Xenoblade Chronicles has been out for a few years now (depending on your region) and I still listen to the soundtrack almost daily. With almost one hundred well-composed songs brimming with heart and energy, it’s incomparable to anything else in music let alone videogames. Many RPG’s have large impressive soundtracks and it’s a huge strength of the genre, but Xenoblade pushes creativity to new heights with the variety and consistent quality throughout. There’s enough here to find something different to listen to every day and for every mood. I think music in videogames is very important, and while not every development team can form a super band of composers like Xenoblade, they should at least try. There’s no reason to let the powerful magic of music go to waste and I’m going to outline some things Xenoblade does right and why it’s the absolute pinnacle of videogame soundtracks.

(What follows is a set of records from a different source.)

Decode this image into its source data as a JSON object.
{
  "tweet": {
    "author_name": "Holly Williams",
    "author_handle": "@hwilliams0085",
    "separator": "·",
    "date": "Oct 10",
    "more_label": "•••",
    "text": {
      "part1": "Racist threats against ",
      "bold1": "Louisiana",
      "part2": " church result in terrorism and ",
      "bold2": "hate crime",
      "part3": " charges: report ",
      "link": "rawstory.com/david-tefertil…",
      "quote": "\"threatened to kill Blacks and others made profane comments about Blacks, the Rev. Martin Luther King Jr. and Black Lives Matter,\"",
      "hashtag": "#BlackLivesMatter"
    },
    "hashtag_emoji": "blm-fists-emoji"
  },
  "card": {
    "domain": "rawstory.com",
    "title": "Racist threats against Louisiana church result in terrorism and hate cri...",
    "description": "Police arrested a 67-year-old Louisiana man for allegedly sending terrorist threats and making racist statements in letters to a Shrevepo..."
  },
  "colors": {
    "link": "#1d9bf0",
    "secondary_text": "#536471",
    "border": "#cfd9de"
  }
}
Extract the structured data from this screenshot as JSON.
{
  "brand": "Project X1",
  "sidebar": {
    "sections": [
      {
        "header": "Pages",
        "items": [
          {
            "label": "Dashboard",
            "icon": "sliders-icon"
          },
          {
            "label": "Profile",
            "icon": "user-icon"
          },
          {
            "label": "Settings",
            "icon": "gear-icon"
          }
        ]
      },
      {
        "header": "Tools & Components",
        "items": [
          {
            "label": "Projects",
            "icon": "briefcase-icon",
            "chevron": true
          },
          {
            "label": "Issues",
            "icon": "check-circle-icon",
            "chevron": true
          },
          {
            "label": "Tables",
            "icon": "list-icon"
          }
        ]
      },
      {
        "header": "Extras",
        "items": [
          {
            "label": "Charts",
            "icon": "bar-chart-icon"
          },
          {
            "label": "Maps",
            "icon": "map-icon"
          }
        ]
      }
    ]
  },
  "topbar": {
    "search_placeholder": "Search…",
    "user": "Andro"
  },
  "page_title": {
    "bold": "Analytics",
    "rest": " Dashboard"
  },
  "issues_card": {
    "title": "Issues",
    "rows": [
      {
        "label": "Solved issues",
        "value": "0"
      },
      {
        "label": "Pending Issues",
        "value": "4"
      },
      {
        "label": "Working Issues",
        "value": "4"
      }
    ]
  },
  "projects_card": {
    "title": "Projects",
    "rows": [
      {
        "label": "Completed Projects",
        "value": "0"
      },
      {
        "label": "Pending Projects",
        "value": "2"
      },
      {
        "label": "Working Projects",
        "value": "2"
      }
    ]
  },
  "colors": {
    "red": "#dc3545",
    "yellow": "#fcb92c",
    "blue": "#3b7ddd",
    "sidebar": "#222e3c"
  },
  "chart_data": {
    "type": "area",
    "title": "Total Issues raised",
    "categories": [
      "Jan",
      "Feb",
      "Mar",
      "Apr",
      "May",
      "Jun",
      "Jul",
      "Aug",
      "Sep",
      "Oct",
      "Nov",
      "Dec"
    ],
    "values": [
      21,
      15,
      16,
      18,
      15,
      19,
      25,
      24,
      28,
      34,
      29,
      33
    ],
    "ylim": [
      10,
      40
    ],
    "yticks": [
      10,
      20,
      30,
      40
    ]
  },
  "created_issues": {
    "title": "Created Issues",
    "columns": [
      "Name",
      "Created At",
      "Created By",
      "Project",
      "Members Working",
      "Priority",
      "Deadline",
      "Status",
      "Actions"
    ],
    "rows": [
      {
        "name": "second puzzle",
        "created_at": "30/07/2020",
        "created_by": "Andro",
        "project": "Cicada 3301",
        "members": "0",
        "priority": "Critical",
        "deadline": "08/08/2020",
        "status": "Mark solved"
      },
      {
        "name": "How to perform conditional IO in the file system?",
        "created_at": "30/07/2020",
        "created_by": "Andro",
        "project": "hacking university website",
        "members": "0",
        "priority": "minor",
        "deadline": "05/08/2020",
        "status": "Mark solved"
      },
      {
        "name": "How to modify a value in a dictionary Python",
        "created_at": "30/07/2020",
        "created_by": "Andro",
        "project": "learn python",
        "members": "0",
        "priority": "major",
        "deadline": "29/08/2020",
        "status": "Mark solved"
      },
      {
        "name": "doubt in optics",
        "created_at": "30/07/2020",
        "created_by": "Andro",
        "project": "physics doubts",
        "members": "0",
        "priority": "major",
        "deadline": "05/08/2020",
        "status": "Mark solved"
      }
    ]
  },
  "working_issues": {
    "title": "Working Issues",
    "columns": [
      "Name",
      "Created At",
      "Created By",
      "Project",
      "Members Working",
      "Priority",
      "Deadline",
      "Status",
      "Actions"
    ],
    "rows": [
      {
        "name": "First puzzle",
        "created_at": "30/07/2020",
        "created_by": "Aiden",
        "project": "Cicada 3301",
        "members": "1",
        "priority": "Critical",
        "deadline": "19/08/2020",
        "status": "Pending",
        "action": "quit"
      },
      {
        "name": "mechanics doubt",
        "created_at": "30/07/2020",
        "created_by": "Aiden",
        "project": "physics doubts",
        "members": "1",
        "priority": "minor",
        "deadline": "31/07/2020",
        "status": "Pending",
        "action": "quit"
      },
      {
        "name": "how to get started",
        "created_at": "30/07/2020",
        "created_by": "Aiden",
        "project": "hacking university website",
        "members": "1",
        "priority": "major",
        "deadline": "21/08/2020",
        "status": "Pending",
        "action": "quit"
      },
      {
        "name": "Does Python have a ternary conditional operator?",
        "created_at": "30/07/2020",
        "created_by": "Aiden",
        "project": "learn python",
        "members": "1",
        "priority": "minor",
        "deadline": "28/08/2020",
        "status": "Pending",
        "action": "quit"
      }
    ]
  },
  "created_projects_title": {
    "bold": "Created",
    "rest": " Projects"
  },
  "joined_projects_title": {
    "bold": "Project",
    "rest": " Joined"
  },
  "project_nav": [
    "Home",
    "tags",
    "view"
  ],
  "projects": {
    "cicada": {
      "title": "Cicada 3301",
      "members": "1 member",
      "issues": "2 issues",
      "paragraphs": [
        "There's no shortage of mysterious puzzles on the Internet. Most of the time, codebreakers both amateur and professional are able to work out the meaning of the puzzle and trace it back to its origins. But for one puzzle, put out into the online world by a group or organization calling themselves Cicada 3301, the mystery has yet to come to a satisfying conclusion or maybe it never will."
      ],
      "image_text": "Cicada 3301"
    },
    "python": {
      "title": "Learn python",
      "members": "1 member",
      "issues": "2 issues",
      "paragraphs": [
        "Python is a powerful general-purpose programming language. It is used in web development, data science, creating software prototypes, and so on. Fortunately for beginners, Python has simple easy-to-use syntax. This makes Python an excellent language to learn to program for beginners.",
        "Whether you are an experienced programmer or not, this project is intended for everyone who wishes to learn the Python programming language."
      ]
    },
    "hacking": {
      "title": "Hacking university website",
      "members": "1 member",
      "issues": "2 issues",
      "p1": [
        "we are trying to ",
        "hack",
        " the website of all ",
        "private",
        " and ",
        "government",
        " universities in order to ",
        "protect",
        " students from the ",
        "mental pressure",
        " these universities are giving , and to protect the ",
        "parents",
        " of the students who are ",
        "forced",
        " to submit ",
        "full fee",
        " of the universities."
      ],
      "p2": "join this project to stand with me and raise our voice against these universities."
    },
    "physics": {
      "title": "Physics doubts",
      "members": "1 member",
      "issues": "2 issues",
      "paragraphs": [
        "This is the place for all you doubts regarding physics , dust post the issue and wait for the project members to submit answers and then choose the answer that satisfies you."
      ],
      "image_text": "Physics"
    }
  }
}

1. Multiple Layers
I’m not talking about multiple layers in one song, which almost all of them have; but multiple versions of melodies for different situations. My favourite example of this takes place throughout the rebuilding of Colony 6. This area of the game has 4 stages of reconstruction and the music gets slightly more optimistic each time.
Just by listening to these in order you can feel the progression of the town. They all sound effortlessly good on their own and it seems like a magical feat, but it’s not really difficult to achieve this when you consider the approach. They all have a purpose. When music is composed with a specific feeling and environment in mind, it has a much bigger impact and connects to the player. The important thing here is the same melody is in all 4 songs, just presented in a different way; exactly how a town grows.
Not all games have environments that transform but almost every game has a feeling of progression as you play, and characters may become different instead. Another example of this is battle music getting more intense with bosses, and Xenoblade throws some hard-hitting guitar riffs when an enemy is extra strong. Some Tales games also do a good job with this as the standard battle theme evolves through the game as heavy events unfold and change the scope of the world.
2. The Small Things
This song is only played in a tiny corner of the map, where refugees have set up their own little escape from the world. The composition is a mix of hope and warmth, with a little unease to start with. The chords are steady and reflect the routine of people who are content living in their own little bubble. The song makes me feel like I’m in my own happy corner, staring out at a bad place thinking “thank god I’m not there”. It’s extremely stimulating to listen to when I’m thinking about something distant. I’m using this one song as an example because it’s done quite a lot through this soundtrack, there is very little repetition. I would say 90% of games re-use songs in different areas, which is OK if the songs are good but Xenoblade’s approach isn’t about good, it’s about purpose. In my opinion there’s no point adding an area to the game if you’re not going to give it an identity.
3. What Time Is It?
Every single area in Xenoblade has different music depending on whether it’s night or day. Makna Forest’s music tones down and gets slower as the heat of the day eases off, and Frontier Village gets more relaxed as cute little Nopon’s get ready to sleep. My favourite area for this is Satorl Marsh, which completely transforms from a dirty swamp in the day, to an absolute dream of beauty at night. Just look at it.
Now compare the songs, the area changes and the songs sound almost completely different
The daytime music has a rather steady ominous baseline that keeps the same groove while the piano runs rampant. It’s rather unsettling and feels almost like survival music when the drums kick in. Night falls, and with it comes a soothing echo of female vocals over a structured melody. Looking at YouTube you can see the night song has significantly more views than daytime, because it’s 5 times better? Because the day song is the invitation for this song to exist. It’s necessary to have both to heighten the impact of relief and beauty when the sun goes down and the marsh becomes less threatening. This emotional ride that most games struggle to achieve in their entire length, is created in one area of the game. How? Because they can. Because videogames give us this opportunity to relate multiple music pieces directly to our experience and the environment. It’s not hard, you just need to have the approach that music will have an impact.
Xenoblade goes further than just making songs for environments and characters, it creates music for specific moments and feelings. This is something Zelda games also do really well. Before the moment has even happened, you know it’s coming when music like this starts up. You feel the emotion of something the character is about to say before they say it, this creates the incredible feeling of being part of the moment because their mood is translated through the music before they say anything, and you’re already in a reflective mood to instantly relate to the dialogue.
5. More Than Music
This is the point I’m going to recap the article with and have touched on multiple times. Xenoblade’s soundtrack has unbelievable effort put into it, if you read the Iwata Asks you can see how much the soundtrack meant to not just the music team, but the director of the game. The guy pulling all the strings in terms of story and graphical development knew the importance of the musical score. This ensures everything connects together and helps bring out the strength of every element in the game. The quality of the music improves the graphics, gameplay and writing.
My message to all developers is to start treating music with more respect, a lot of modern games simply throw in a few ambient violins and call it a day. Even worse is when games just copy and paste a few already existing licensed songs into the game. I find it ridiculous that huge studios like EA, Ubisoft and Activision can hire hundreds of staff but not a single creative musician. You can still make a good game without original music, but a great videogame needs great original music. It’s as simple as that.